But it takes money. Spartanburg is fortunate to have generous corporations, residents and foundations, its leaders say.
Northside Development Corp. has used local and federal money to hire architects, buy properties and develop a master plan. The next big step is to apply for a $30 million federal neighborhood assistance grant that would be used to build housing.
Although still in draft form, the master plan defines Northside's future pretty well - a thriving, diverse community with residents across the income scale, a grocery store and other retailers, and continued improvements at the neighborhood elementary school.
Northside already has begun to change. Multifamily housing is being built on one street, and ground has been broken for a food hub - a farmers market, a culinary arts training program, and a community cafe and garden all in one spot.
Officials increased the number of school days at Cleveland Elementary School from 180 to 225. They added hours as well, all in an effort to give the children a better start.
Leaders of the Northside initiative say full redevelopment of the neighborhood may take a decade or more. It cannot be done quickly or easily, they say.
But Kennedy, the city's community services director, said he knows where he will be 10 years from now.

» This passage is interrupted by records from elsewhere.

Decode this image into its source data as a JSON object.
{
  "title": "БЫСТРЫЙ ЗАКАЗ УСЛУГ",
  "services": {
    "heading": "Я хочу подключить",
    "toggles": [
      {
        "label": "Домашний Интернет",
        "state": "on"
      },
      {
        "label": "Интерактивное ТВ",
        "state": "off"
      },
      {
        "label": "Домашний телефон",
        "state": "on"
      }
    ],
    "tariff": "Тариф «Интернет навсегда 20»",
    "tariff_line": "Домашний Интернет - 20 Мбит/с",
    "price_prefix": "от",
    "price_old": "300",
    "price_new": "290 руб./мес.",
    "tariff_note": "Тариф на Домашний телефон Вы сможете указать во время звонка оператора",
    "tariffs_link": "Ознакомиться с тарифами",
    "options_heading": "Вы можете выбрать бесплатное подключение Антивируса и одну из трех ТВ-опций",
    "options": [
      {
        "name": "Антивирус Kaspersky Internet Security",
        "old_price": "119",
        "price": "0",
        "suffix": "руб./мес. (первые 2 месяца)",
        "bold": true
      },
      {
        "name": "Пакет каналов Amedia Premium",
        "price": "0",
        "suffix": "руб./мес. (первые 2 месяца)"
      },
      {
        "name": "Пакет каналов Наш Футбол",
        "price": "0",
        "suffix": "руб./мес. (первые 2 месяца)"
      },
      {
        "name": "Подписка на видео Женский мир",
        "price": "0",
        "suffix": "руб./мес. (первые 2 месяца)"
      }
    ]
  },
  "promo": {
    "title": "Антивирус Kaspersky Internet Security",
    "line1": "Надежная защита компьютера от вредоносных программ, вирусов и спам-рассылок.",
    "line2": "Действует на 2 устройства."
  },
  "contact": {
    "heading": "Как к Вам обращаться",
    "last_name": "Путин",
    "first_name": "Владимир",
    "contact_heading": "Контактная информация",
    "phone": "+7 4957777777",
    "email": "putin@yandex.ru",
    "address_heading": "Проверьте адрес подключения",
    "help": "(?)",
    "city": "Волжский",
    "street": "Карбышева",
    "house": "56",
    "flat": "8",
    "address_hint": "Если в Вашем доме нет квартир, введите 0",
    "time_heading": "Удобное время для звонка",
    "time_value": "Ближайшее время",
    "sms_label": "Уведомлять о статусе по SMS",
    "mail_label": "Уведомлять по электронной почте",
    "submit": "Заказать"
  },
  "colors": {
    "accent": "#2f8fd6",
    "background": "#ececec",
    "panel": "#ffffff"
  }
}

Kennedy said he will be living in a three-story town house in a neighborhood that has a broad mix of housing that accommodates all types of people. He said he'll walk to nice stores and shops and get his hair cut by the neighborhood barber.
The neighborhood "will be filled with very healthy, vibrant people who flock there," he said.

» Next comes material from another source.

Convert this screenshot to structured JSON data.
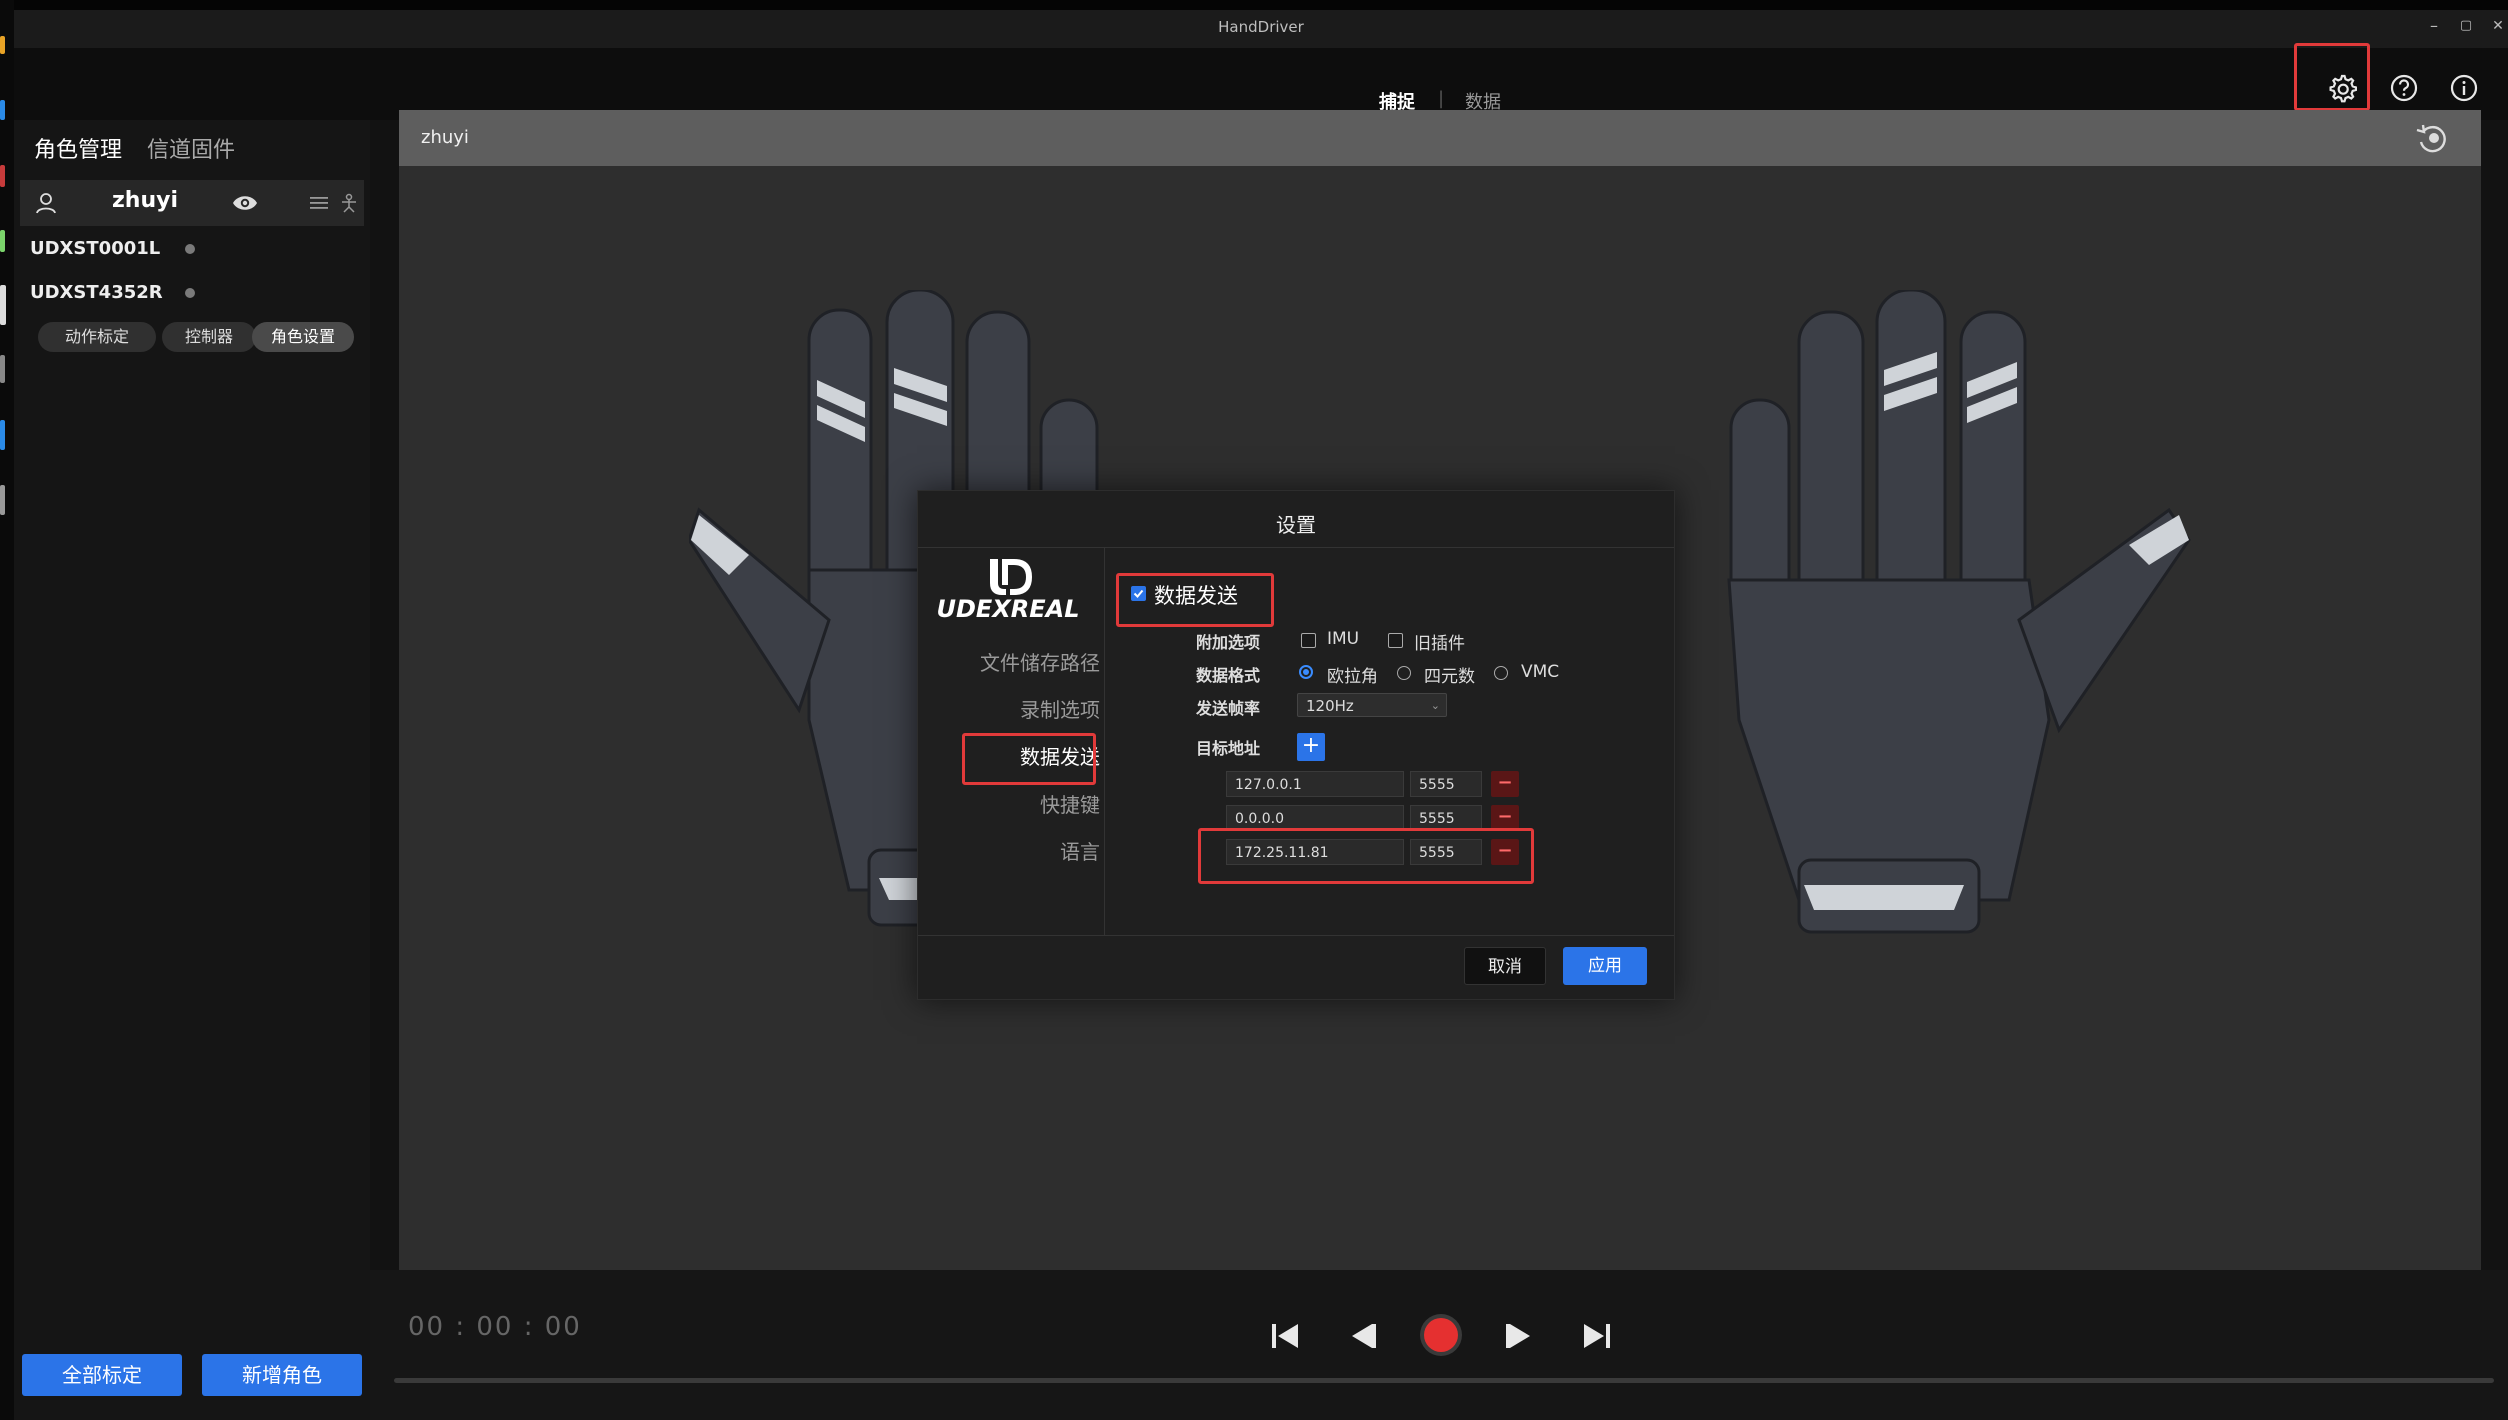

Fayetteville does not have anything comparable to Atlanta's East Lake Golf Club or Spartanburg's new medical college - nothing that could be considered "a game changer" in its efforts to revitalize the Old Wilmington Road neighborhood.
But it does have a vision, one spelled out in its 2030 Downtown Renaissance Plan.
The plan's vision is similar to what Kennedy sees for Spartanburg's Northside. In part, it calls for a "fully featured neighborhood center in the Old Wilmington Road neighborhood."
The plan calls for a vibrant, safe community. "Expanding the vitality of the core into surrounding neighborhoods is key," according to the plan.
Some changes to the Old Wilmington Road neighborhood already are evident, including turning Walker-Spivey - once an alternative school for troubled students - back into a community elementary school.
Schools Superintendent Frank Till Jr., who was hired after the Hope VI project began, helped lead the changes at Walker-Spivey. He said he is now heading a committee of state school superintendents who are exploring best practices used by other cities to educate children living in poverty.
Changing a neighborhood is hard work, Till said. It takes leadership.
He thinks back to when he worked in San Diego. The downtown never changed until a dynamic leader led the way, he said.
"I tell people all the time, the real key is not sit around and talk about it but to do something," Till said. "It takes action. Somebody has got to step up."
It also takes vision and collaboration. Kennedy said he was skeptical when he began working on Spartanburg's Northside initiative.
But then he toured the East Lake neighborhood and was "blown away."
While Fayetteville may not have a game changer, Naughton said Charlotte and Indianapolis did not have one either when they borrowed from the East Lake model to reclaim neighborhoods.
The East Lake model has not worked everywhere, and it hasn't been replicated in other Atlanta neighborhoods. Often, Naughton said, initiatives don't gain traction because of a lack of civic and business leadership or a political reluctance to change.
But Purpose Built Communities is convinced that its formula works in communities that fully embrace it.
"We are really looking for places that can be successful," Naughton said. "We are looking for places where people think that we are a good fit for them and we think they are a good fit for us.
"What we are talking about is a 10-year relationship."
This is the latest in the Fayetteville Observer's year-long "Seeking Safety" series.
Staff writer Greg Barnes can be reached at email@example.com or 486-3525.